ACTIVITY: Show only those lines of the entries where the string "icon" is found.
---------- DATA FOR THE TASK
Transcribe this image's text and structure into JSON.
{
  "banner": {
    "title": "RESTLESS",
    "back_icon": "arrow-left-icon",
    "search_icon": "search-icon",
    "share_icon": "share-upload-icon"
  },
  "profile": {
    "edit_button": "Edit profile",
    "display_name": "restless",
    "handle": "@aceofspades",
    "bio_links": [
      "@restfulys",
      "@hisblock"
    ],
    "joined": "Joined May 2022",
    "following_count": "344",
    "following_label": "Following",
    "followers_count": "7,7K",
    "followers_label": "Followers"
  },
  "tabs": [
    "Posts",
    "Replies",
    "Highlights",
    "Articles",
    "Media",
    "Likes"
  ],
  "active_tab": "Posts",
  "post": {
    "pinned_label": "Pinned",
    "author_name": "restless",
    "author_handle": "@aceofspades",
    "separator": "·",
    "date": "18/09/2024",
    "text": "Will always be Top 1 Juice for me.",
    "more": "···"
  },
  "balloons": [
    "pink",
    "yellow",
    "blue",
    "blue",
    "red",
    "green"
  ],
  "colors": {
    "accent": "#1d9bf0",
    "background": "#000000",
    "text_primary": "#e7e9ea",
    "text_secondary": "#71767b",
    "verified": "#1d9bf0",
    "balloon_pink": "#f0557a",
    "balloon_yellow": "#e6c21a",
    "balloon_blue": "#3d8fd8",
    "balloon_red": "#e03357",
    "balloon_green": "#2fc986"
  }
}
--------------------
ANSWER:
    "back_icon": "arrow-left-icon",
    "search_icon": "search-icon",
    "share_icon": "share-upload-icon"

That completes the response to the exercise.